CINEMA: Moby Dicks



THE LIGHTHOUSE (directed by Robert Eggers, 109 minutes, USA, 2019)

Dan Tabor_byline_avatarBY DAN TABOR FILM CRITIC Robert Eggers The Witch was nothing short of a masterpiece, a complex cinematic meditation on feminism and coming of age using witchcraft as a metaphorical framework that is unveiled in a slow burn narrative. So I’ve been eagerly anticipating Robert Eggers’ follow-up and when it was finally unveiled that it would be starring Willem Dafoe and Robert Pattinson, I was all-in. While some will never forgive Pattinson for his wooden acting in the Twilight movies, let the record show he’s used the celebrity that successful franchise bestowed on him to elevate a string small-budget art films that tell far more challenging stories, think David Cronenberg’s Cosmopolis or Claire Denis’s High Life.

Transpiring in the 1890s, The Lighthouse is the story of Thomas Wake (Willem Dafoe) and Ephraim Winslow (Robert Pattinson) two lighthouse keepers who have arrived on a desolate rock to man a lighthouse for four weeks. What ensues is a gorgeous fever dream — complete with mermaids, sea curses and sinister seagulls — that chronicles one man’s terrifying descent into madness. After losing his previous second, Wake is the senior to Winslow, who is learning the ropes lighthouse-keeping under the pitiless tutelage of Dafoe’s salty curmudgeon. As the weeks pass we watch Winslow slowly unravel as Wake refuses to let him man the light, keeping him busy with grunt work and housekeeping. In due time we discover that Wake doesn’t have a completely platonic relationship with the lighthouse light bulb — don’t ask — which creates a bizarre tension between the two men that almost feels like a love triangle.

The first thing that strikes you about The Lighthouse is Jarin Blaschke’s gritty cinematography, its stark high contrast black and white screams of German expressionism. Almost every frame here is a work of art. The next thing is the distinctive dialog. There’s a crude poetry to Willem Dafoe’s old-timey nautical monologues and sea shanties that Eggers culled from actual lighthouse keepers’ journals from back in the day. Lastly, there is a palpable on-screen chemistry between Dafoe and Pattinson, colored with homoerotic undertones, that dissects toxic masculinity while skewering it in the process.

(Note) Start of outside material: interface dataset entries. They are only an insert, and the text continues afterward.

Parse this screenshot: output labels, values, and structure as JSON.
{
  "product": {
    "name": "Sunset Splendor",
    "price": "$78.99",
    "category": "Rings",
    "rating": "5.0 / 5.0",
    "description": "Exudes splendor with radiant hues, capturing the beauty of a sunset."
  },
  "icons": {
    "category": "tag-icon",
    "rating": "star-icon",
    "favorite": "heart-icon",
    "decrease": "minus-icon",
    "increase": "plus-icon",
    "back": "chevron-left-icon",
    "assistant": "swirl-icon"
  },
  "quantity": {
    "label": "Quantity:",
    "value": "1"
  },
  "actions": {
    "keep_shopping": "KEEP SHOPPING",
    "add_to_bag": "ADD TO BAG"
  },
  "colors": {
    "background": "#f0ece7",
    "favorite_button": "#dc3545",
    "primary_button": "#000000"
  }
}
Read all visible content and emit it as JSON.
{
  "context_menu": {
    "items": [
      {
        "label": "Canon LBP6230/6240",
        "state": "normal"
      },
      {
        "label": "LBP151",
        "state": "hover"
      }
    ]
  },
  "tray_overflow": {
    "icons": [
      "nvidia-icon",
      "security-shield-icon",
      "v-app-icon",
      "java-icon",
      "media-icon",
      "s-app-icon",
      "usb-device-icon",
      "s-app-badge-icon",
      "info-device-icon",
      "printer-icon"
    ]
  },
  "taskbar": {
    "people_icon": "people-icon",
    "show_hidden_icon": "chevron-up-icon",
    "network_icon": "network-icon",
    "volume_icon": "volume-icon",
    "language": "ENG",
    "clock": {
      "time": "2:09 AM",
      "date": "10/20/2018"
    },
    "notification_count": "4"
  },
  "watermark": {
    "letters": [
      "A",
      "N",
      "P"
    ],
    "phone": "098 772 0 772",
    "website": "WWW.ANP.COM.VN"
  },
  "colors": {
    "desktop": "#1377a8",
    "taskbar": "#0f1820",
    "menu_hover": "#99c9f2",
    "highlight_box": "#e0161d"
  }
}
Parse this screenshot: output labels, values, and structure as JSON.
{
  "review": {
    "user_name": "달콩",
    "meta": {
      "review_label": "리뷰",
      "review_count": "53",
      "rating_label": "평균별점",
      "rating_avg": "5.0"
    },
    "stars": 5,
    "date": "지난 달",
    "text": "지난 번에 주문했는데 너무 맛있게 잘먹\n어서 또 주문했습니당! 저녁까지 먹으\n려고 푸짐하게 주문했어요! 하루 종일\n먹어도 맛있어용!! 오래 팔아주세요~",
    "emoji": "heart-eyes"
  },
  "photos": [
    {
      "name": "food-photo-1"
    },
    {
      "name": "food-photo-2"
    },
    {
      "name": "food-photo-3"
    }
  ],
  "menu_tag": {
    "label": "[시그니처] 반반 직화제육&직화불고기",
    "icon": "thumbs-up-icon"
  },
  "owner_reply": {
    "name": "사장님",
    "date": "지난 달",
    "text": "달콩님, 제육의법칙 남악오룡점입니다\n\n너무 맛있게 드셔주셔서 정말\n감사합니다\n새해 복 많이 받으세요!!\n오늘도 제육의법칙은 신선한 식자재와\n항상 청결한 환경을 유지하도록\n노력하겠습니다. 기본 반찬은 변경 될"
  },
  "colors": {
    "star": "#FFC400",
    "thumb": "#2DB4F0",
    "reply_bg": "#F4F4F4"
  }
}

The Lighthouse is a dense piece of cinema that’s hard to pin down with a simple four paragraph review, and is only complicated by the film’s overlapping tone colors and pitch-black, meme worthy humor. Like The Witch it takes, The Lighthouse takes its time as the film’s mysteries slowly unfurl, eventually revealing themselves in the film’s shocking final act. It’s not for everyone, but I found it to be one of the most enjoyable and thought-provoking films I’ve seen all year.